So those who don’t want to change their lifestyle will always play down the miraculous Jesus because it’s just too convincing an argument to refute.  But is it?  The leaders of Israel still crucified Him after watching Him raise Lazareth to life–in fact, they plotted to kill Lazareth too because how do you argue with a walking miracle?

I don’t object to people who disagree with Jesus finding someone else to believe in or a different practice to follow.  What I do object to is anyone who professes know what our only source book teaches and then doing their best to explain it away to fit their agenda.  To me, SDAs, Baptists, Evangelicals, and Pentacostals have all been verrrrry guilty of this bad habit.  When challenged as to their POV on a topic, they explain away verses that disagree with them as unimportant, misread or unclear in meaning.  Now while I agree some passages are subject to interpretation, the basic message of sin, righteousness and salvation remain intact.  Our view of how Jesus will come–i.e. methodology–really doesn’t matter because humans have a habit of missing the point anyway.  An open mind to truth realizes the myths, legends and doctrines that rise up around a subject, so they study the passages that seem obscure to understand the truth.  What we don’t understand, we store away until more light is shed on the the subject or the prophecy comes true so we can recognize it by the clues we’ve been given.

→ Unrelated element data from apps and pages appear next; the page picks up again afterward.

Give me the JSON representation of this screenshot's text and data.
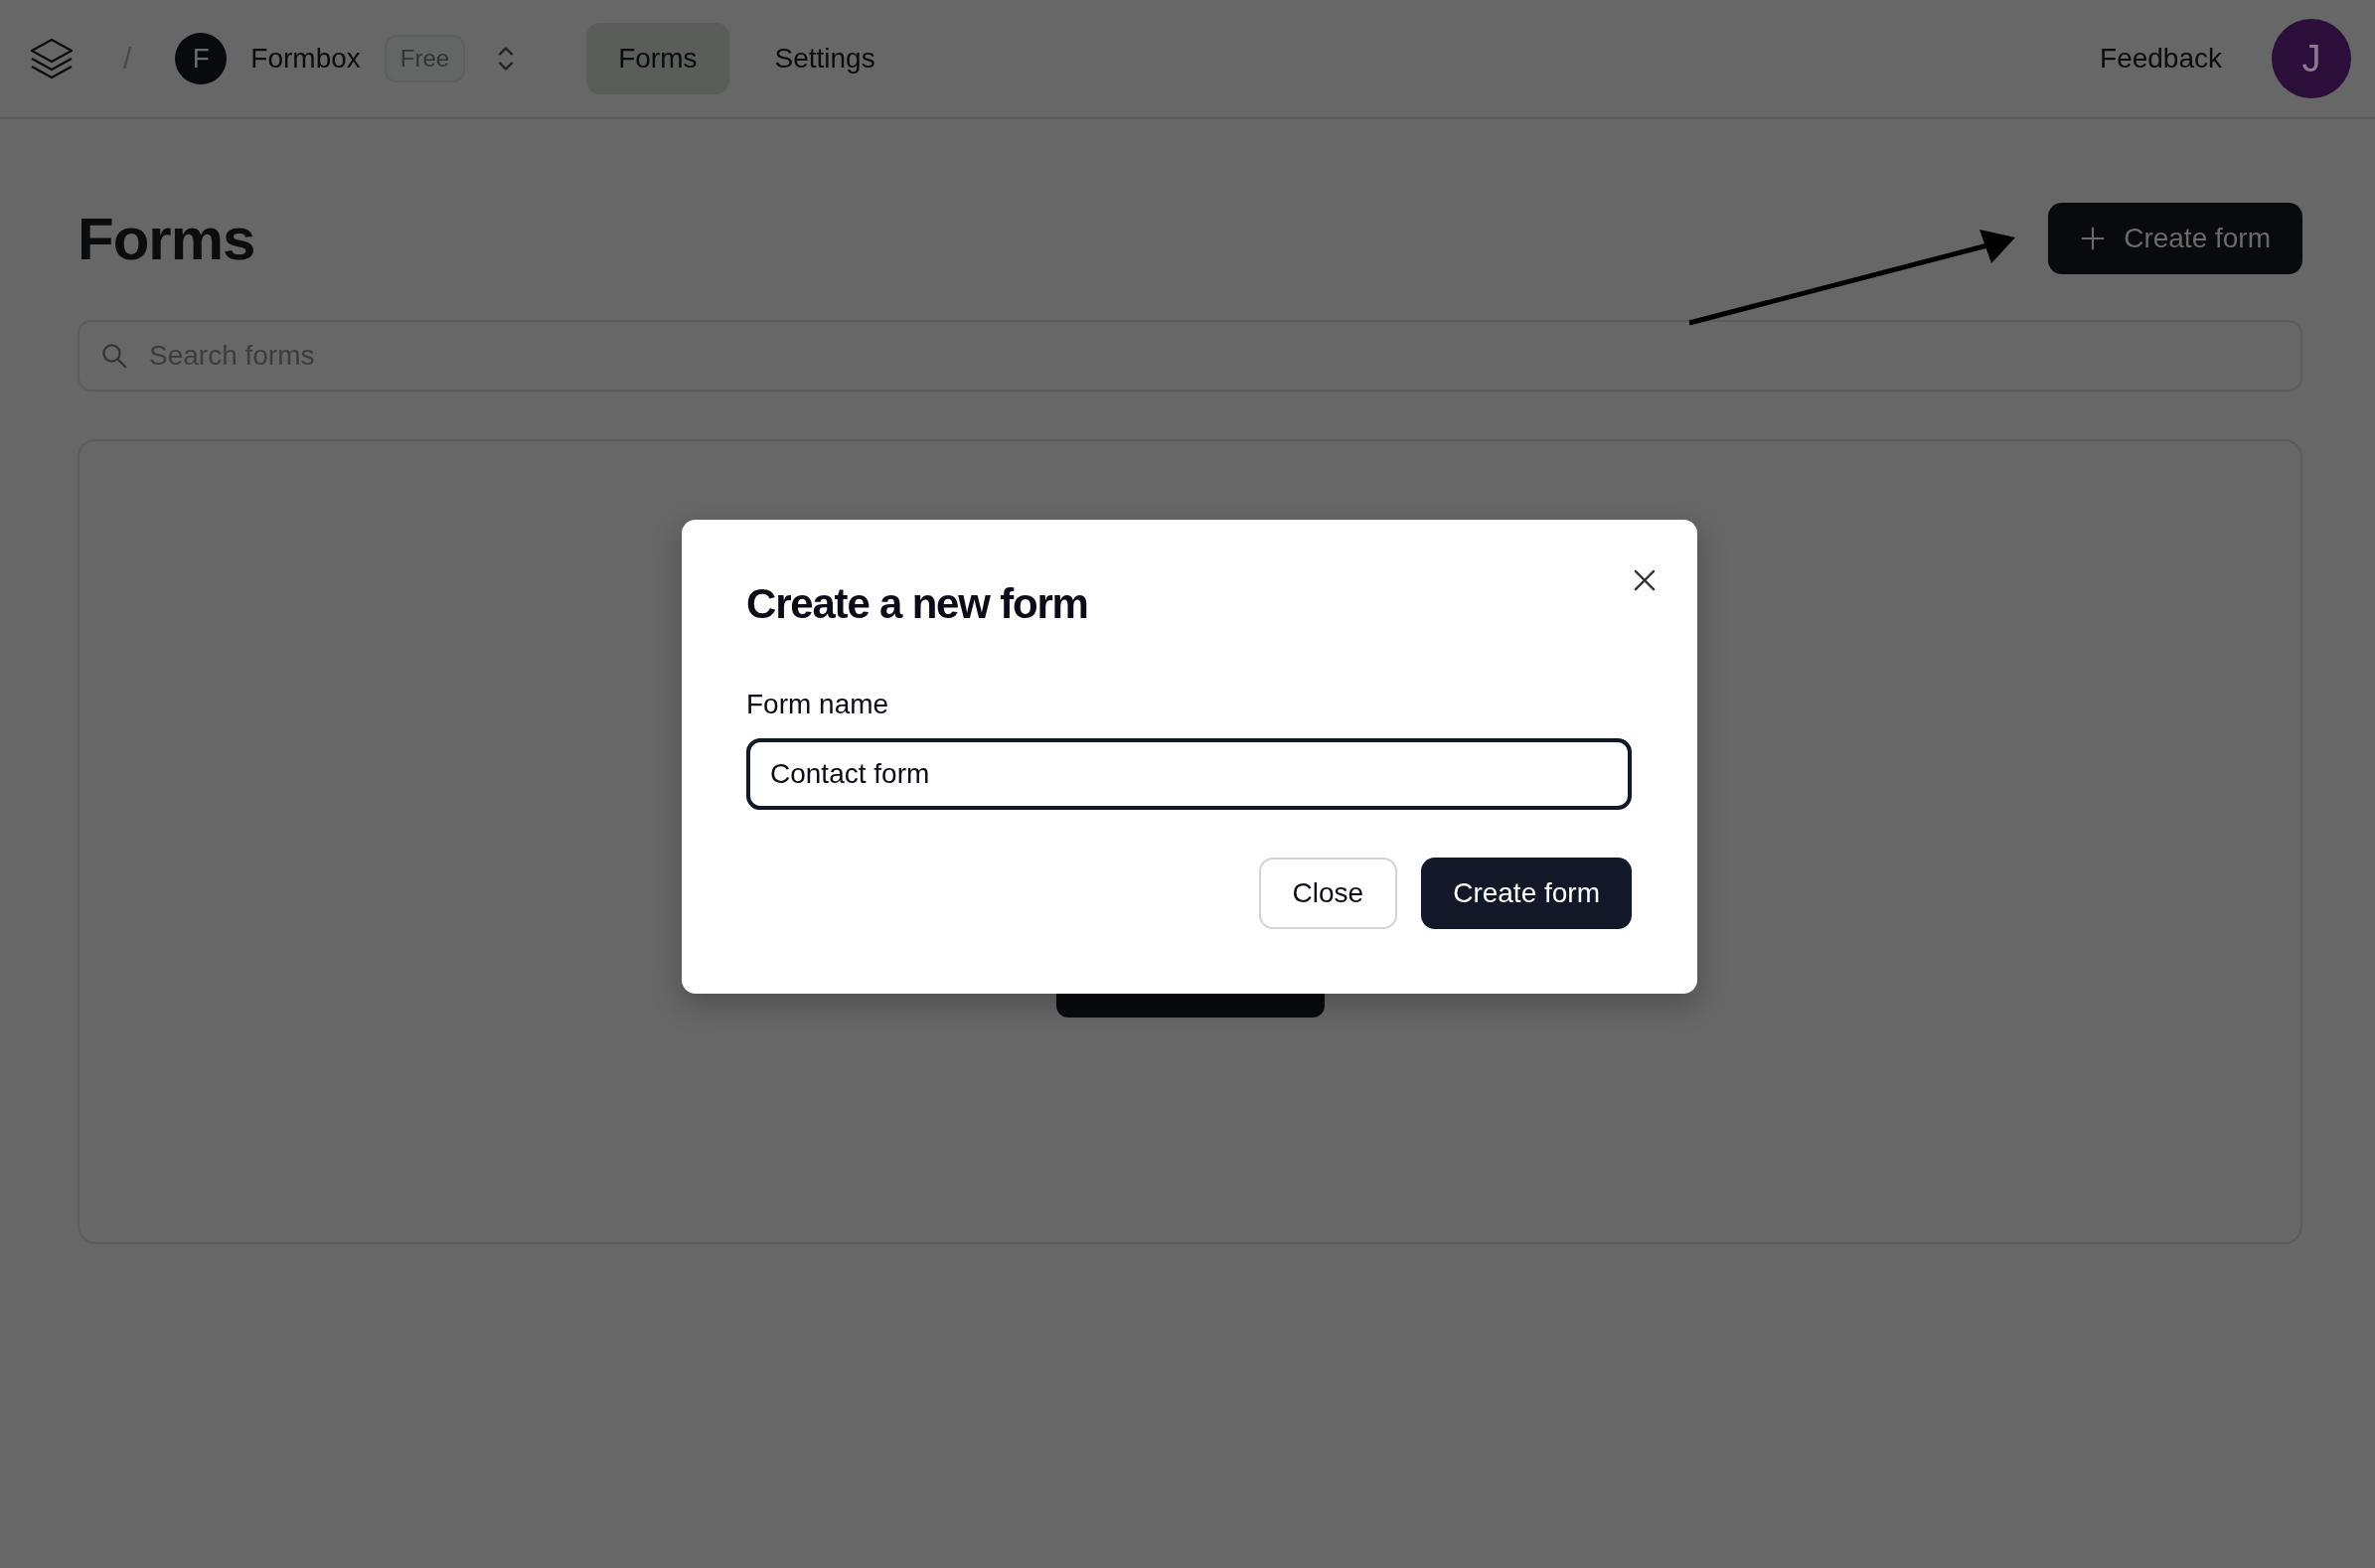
{
  "header": {
    "separator": "/",
    "workspace": {
      "initial": "F",
      "name": "Formbox",
      "plan": "Free"
    },
    "tabs": [
      {
        "label": "Forms",
        "selected": true
      },
      {
        "label": "Settings",
        "selected": false
      }
    ],
    "feedback": "Feedback",
    "avatar": "J"
  },
  "page": {
    "title": "Forms",
    "create_button": "Create form",
    "search": {
      "placeholder": "Search forms"
    }
  },
  "dialog": {
    "title": "Create a new form",
    "field_label": "Form name",
    "field_value": "Contact form",
    "buttons": [
      {
        "label": "Close",
        "kind": "secondary"
      },
      {
        "label": "Create form",
        "kind": "primary"
      }
    ]
  }
}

John A presents two types of people which represent most of humanity.  Those who avoid commitment to Christ by dent of argument and grin when they present a good argument which baffles those who oppose them.  Those who won’t believe unless they see fire come down from the sky.  Both have the same problem here.  Both want to believe in God but they want their acknowledgement to the the end of it, and please could not interfere with their lives that much.  The general person who rejects Jesus usually can point to a bad example or two in the Christian circles who misrepresented Him to them.  Well, so what?  All of us have met so called Christians who give us either a shine on or a black eye.  Where do we think sin is gonna’ raise its ugly head the most to defeat Jesus?  Right in the company of believers in order to discourage them.

I will give you what I believe to be the best argument against all arguments against Jesus:  A changed life and attitude.

No one I have ever seen who truly practices the teachings of Jesus, connects with Him on a daily basis, makes themselves vulnerable to others of like mind, remains unhappy or discontent.  In fact, those who follow Jesus intimately have some of the worst trouble I’ve ever seen but they remain solid and joyous overall.  They never claim to be perfect or faultless but there grows in them a way of thinking and being which cannot be refuted.  Once a person connects with eternity, the temporary holds no real threat or priority which can disturb their peace.  The more people trust what we call “truth” in Christ the more they grow to be peaceful in mind and body.

I’ve never seen healthier minded people nor more simply happy contented humans than those who fall into the arms and protection of Jesus’ word.

The man above realized his mistake, took Jesus at His word and headed home to find his son well again.  This quiet miracle saved his life and the life of his whole family.  It also taught him not to look for the sensational.  The woman at the well learned her bitterness would only be overcome by the Lord who loved her.  She became a woman of standing because of Jesus.  Her status in the community changed, as did her lifestyle too, I dare say.  No one remains the same where Jesus really enters the picture as more than just a historical or religious figure.  When we become intimately acquainted with the Lord of all creation, everything shifts.  Our whole world takes on a whole new meaning and lasting purpose.